It’s sometimes called “bad” cholesterol. It is considered bad because it carries cholesterol through the bloodstream to different tissues, including the arteries. The higher the levels of LDL, the greater the risk of heart disease.1
If there is too much LDL in your blood, LDL can slowly accumulate in the walls of the arteries. This is called plaque. Plaque can narrow your blood vessels and make them less flexible. This condition is called atherosclerosis, or hardening of the arteries.1
This process can happen to blood vessels anywhere in your body, including your heart. If the arteries in the heart are blocked by plaque, this decreases blood flow to the heart and could lead to chest pain (angina) or even a heart attack.1
|Genetics: They partially determine how much LDL the body manufactures and how efficiently it is removed from the blood|
|Lack of physical activity|
|Diets that are high in saturated fat, trans fat, and cholesterol|
The recommended way to find out if you have high LDL cholesterol is through a blood test called a lipoprotein profile.1 After a 9- to 12-hour fast, your doctor will take a small sample of blood for the test to determine your cholesterol level.1
NIASPAN® (niacin extended-release tablets) are a prescription medication used along with diet when a low-cholesterol diet and exercise alone are not enough.
Taking NIASPAN with another cholesterol-lowering medicine (simvastatin) does not reduce heart attacks or strokes more than taking simvastatin alone.
For more information, talk with your healthcare provider.
References: 1. US Department of Health and Human Services, National Institutes of Health, National Heart, Lung, and Blood Institute.
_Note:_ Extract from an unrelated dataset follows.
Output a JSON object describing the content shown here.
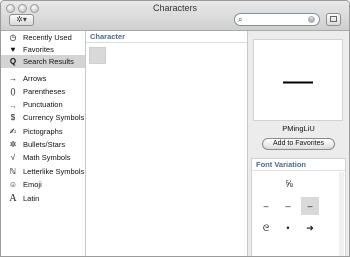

Your Guide to Lowering Your Cholesterol With TLC. NIH Publication No. 06-5235. https://www.nhlbi.nih.gov/files/docs/public/heart/chol_tlc.pdf. Published
Please see the full Prescribing Information for NIASPAN and discuss it with your healthcare provider.
You are encouraged to report negative side effects of prescription drugs to the FDA. Visit www.fda.gov/medwatch, or call 1-800-FDA-1088.
If you are having difficulty paying for your medicine, AbbVie may be able to help. Visit AbbVie.com/myAbbVieAssist to learn more.
If you have any questions about AbbVie’s NIASPAN.com website that have not been answered, click here. This website and the information contained herein is intended for use by U.S. residents only, is provided for informational purposes only, and is not intended to replace a discussion with a healthcare provider. All decisions regarding patient care must be made with a healthcare provider and take into consideration the unique characteristics of each patient.
NIASPAN® (niacin extended-release) tablets are a prescription medication used along with diet when a low-cholesterol diet and exercise alone are not enough.